## Entries shown
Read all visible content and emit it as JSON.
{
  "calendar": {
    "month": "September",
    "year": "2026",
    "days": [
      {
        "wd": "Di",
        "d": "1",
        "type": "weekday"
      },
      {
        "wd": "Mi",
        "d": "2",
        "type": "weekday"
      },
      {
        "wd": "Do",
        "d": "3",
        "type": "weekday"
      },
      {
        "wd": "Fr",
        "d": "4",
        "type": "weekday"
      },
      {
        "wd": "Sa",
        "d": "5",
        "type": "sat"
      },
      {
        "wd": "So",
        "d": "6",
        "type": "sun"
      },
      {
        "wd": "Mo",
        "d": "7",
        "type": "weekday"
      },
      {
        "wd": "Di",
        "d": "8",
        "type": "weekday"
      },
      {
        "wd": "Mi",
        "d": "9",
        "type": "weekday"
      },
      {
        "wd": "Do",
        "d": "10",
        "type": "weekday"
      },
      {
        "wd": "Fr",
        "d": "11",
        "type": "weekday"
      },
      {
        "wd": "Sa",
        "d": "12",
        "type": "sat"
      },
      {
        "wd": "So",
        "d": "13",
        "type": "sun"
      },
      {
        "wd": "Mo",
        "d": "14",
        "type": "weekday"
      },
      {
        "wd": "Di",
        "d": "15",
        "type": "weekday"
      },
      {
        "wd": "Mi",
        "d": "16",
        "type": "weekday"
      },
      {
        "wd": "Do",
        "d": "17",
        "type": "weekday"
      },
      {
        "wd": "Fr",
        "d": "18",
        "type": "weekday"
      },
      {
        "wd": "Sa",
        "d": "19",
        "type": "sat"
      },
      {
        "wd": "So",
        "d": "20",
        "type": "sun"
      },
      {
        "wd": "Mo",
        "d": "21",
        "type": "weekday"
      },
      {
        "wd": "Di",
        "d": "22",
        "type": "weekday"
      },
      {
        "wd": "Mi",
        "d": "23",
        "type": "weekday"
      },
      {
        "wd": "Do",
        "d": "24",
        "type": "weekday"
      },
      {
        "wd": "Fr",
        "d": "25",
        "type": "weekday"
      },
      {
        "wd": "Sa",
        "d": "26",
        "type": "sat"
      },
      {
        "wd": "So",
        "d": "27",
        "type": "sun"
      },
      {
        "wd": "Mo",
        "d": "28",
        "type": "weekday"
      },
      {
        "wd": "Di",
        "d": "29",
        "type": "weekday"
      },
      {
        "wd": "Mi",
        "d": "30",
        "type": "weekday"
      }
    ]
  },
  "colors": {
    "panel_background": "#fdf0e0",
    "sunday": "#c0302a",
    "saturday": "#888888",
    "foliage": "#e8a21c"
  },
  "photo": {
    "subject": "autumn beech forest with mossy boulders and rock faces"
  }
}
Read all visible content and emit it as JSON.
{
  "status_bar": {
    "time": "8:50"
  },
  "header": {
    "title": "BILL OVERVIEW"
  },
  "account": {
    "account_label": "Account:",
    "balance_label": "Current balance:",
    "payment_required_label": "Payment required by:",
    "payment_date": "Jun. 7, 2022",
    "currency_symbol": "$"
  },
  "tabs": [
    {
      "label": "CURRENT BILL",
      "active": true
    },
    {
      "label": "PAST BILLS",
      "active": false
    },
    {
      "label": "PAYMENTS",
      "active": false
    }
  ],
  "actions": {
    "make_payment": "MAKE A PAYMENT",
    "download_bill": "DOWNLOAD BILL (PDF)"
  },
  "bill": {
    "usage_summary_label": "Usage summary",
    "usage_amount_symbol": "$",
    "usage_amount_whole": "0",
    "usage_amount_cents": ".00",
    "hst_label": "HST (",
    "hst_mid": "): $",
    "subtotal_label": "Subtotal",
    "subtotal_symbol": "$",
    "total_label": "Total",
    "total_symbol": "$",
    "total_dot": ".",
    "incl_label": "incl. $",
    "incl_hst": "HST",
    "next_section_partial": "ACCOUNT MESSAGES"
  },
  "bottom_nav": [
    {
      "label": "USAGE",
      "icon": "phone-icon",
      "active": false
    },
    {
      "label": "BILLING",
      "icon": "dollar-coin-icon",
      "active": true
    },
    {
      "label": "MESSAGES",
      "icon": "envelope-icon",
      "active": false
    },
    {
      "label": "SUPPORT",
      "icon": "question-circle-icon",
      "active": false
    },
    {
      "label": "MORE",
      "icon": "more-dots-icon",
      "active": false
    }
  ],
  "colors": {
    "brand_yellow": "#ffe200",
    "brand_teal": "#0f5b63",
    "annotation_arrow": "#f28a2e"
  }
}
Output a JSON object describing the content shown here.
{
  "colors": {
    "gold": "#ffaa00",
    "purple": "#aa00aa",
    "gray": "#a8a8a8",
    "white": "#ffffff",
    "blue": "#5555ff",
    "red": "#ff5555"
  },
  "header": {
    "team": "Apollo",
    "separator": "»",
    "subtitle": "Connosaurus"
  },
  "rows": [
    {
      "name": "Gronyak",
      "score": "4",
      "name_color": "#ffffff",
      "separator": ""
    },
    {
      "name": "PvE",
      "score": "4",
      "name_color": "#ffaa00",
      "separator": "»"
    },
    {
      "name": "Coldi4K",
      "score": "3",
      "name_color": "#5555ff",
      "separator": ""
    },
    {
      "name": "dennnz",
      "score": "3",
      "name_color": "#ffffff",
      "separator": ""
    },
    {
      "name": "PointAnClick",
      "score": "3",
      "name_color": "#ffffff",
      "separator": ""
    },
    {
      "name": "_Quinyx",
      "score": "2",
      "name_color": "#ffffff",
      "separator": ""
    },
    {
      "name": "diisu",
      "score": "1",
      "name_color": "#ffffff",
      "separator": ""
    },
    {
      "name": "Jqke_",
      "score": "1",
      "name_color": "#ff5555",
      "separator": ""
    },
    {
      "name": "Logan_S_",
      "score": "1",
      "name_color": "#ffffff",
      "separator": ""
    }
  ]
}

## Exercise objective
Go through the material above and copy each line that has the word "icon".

## Task result
      "icon": "phone-icon",
      "icon": "dollar-coin-icon",
      "icon": "envelope-icon",
      "icon": "question-circle-icon",
      "icon": "more-dots-icon",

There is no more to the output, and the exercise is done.